The conversation was wide-ranging – from what to do with church buildings when a congregation shrinks to a handful of members, to new ventures and the economic challenges in denominational publishing.
For example, Andy Browne, vice president of church relations with the Board of Pensions, said the board’s new motto is to “serve more, serve better, serve the church” – achieved in part by expanding the board’s services to include employees of groups such as those working for Presbyterian conference centers and affiliate groups.
That led to a conversation about how best to provide retirement and medical benefits to those working in emerging ministries, such as new worshipping communities, and the difficulties in providing benefits for leaders of small congregations that can’t afford a full-time pastor.
For the Presbyterian Mission Agency, Grimaldo (who wrote the summary for that agency), suggested that the challenges and big questions for the agency moving forward are these:

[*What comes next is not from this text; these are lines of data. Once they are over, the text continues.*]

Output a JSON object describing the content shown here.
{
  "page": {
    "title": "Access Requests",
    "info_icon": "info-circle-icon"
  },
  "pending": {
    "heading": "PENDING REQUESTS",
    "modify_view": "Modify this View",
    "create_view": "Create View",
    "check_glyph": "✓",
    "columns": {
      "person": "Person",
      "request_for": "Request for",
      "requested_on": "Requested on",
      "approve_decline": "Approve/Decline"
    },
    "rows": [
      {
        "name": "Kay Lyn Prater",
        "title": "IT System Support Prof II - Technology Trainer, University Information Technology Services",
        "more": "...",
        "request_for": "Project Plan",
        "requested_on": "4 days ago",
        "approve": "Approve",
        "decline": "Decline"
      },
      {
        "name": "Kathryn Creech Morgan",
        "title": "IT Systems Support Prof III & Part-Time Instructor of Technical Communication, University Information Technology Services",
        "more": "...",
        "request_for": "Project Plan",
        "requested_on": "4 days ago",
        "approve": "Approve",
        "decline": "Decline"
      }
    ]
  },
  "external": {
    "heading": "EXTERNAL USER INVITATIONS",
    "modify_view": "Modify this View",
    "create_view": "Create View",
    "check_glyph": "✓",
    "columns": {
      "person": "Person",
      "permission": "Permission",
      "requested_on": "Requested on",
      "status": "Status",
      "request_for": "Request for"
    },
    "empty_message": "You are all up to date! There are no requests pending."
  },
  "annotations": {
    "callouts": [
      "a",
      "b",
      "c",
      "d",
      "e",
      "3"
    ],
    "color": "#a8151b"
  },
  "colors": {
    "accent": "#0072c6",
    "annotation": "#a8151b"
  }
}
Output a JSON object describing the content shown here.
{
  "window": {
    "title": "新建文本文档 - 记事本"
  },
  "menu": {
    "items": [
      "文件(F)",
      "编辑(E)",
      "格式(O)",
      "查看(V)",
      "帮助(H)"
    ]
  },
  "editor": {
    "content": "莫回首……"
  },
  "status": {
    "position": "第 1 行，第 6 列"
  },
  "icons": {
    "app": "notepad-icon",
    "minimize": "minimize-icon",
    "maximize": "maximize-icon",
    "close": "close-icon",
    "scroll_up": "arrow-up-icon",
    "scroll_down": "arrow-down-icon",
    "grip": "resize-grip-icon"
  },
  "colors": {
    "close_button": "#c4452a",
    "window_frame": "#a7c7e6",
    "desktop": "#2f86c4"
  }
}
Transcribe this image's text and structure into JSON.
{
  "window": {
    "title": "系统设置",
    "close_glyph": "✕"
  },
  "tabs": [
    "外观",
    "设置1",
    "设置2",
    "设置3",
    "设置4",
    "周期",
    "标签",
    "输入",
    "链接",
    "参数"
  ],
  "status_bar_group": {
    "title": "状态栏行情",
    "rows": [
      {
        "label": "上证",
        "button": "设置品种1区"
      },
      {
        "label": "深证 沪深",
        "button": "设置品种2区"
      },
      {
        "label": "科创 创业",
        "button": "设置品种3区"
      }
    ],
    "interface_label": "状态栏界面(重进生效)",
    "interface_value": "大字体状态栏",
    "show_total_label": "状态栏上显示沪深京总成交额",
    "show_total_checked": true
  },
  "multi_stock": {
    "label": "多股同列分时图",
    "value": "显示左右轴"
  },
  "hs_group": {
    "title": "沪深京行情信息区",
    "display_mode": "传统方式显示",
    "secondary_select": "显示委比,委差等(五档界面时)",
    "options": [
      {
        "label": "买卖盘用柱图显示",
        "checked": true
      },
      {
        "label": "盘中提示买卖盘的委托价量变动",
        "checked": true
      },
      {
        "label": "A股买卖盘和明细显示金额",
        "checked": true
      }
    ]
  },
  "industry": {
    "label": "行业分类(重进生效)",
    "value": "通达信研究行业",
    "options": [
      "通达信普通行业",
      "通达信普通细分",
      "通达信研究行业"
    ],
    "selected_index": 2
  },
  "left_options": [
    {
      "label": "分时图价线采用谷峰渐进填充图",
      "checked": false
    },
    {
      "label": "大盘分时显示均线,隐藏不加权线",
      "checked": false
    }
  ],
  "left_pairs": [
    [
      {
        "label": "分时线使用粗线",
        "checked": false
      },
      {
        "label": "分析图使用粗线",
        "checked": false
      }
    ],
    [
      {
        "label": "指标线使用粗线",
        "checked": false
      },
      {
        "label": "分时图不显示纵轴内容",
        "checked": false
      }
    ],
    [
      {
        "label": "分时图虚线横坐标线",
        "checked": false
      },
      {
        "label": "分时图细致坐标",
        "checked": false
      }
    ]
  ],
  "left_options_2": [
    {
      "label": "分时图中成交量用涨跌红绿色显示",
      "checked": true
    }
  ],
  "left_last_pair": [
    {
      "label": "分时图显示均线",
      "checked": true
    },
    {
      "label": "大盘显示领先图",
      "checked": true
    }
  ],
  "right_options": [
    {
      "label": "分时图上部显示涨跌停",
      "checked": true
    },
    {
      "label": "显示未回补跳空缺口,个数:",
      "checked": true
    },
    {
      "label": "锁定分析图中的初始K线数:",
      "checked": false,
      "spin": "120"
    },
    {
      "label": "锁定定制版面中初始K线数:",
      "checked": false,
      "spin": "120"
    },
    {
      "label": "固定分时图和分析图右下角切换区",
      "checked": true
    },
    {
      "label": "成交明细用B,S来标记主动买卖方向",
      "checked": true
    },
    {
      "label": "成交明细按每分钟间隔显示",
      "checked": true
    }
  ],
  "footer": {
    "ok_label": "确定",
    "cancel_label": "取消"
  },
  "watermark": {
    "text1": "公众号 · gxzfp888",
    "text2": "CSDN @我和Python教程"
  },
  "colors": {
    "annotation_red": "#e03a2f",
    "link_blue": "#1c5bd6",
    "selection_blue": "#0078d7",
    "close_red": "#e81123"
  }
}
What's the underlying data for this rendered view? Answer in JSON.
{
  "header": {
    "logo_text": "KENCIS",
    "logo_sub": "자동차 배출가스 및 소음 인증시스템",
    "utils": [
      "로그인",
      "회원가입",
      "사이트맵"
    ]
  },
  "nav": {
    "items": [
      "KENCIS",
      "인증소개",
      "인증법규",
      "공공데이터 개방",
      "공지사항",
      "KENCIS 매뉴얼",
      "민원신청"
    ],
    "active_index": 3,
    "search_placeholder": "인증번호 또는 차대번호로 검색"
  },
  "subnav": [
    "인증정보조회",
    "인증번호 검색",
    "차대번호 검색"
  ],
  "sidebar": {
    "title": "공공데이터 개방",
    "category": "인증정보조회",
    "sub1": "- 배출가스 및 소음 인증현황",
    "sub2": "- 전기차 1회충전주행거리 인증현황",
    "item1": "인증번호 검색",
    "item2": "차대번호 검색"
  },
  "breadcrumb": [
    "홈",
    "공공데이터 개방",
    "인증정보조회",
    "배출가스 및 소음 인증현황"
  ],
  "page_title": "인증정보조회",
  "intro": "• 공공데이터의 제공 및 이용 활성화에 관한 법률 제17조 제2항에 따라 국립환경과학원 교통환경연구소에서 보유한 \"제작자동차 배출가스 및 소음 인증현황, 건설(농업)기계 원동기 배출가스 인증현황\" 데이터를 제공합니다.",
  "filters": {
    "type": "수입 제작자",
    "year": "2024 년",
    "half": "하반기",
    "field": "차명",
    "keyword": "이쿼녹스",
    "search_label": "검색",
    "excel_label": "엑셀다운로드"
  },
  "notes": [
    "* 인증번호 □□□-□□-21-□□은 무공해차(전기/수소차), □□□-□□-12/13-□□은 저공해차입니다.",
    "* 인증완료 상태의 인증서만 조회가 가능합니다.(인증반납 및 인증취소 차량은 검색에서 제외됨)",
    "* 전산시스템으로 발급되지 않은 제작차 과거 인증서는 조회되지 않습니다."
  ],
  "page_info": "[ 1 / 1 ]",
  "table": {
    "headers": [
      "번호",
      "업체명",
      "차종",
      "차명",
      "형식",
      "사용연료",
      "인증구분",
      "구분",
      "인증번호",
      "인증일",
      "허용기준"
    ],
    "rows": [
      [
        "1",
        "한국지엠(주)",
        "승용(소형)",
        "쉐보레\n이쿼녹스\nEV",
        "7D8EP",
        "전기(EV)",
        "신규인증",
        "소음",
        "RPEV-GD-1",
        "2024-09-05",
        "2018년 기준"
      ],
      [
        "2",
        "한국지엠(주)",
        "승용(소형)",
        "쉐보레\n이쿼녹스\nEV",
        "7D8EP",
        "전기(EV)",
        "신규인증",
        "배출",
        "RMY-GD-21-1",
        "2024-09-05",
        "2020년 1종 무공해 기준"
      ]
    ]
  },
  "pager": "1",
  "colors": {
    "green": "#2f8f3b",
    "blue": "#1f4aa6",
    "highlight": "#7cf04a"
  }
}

- How will Presbyterians be more engaged in mission and the work led by PMA?
- How will PMA raise funds that supports their work and connects with the mission that Presbyterians value?
- How does PMA asses its own effectiveness?
A discussion about the Office of the General Assembly included the question of how the office assists mid councils, a growing challenge when so many presbyteries and synods have cut staff or reconfigured (meaning they do their work in a wide variety of ways) and now lean more heavily on the national church for support.
That led to discussion about the General Assembly’s repeated consideration of whether to reduce the number of synods (so far, the answer has been no) and about whether mid council leaders “know how the game is played, and so are more effectively able to lobby,” as Kelly Shriver, a teaching elder from Oregon, put it.
Wilson responded that “the issue is much broader than who works the system best” – and that too often in the PC(USA) “everyone loves what they already have. … We haven’t found a way yet to have the conversation in a way that’s not threatening to what people hold dear.”
The conversation also circled back around to OGA and PMA – to efforts underway to reduce the size of the PMA board; to the limitations that restricted funding has placed on the work PMA can do; to financial pressures across the church.
Another issue, Wilson said, is how the six agencies interact with the General Assembly, and “is the General Assembly capable of being an oversight body for the agencies?” Wilson asked: With so much work packed into a week every two years, how can the assembly take on foundational issues, such as the health of presbyteries and synods?
“We are the privileged ones,” Mason said. “We are the ones who do understand the levers. We need to do some of this work.”
The committee will continue its discussions May 2.